YOUR GOAL:
Among the records below, how many lines contain the word "title"? The answer is a single number.

[Start of section]

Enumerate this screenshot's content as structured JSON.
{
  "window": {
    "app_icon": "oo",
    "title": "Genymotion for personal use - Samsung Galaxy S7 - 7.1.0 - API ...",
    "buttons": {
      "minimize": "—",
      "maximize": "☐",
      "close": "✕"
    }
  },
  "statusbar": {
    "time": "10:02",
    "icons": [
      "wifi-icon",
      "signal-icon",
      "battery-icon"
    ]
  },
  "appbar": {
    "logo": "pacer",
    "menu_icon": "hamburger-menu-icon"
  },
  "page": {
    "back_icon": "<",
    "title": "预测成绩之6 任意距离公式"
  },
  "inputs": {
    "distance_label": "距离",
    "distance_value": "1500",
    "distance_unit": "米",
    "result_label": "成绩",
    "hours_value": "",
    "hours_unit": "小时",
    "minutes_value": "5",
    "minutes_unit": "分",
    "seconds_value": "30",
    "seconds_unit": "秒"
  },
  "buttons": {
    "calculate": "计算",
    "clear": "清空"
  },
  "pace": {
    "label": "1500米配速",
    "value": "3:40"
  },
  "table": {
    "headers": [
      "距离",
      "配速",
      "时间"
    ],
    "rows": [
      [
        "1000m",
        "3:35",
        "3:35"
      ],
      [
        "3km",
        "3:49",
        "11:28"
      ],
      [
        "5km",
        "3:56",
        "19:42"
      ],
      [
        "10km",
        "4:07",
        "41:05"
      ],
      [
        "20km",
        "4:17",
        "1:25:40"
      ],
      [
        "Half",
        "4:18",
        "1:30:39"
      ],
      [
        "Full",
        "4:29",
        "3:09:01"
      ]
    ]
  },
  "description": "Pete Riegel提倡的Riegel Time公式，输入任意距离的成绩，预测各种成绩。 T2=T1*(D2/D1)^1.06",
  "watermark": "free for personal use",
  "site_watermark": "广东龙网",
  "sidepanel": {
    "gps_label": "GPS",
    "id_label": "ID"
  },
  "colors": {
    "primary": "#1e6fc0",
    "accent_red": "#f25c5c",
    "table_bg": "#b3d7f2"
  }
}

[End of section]

FINAL ANSWER:
2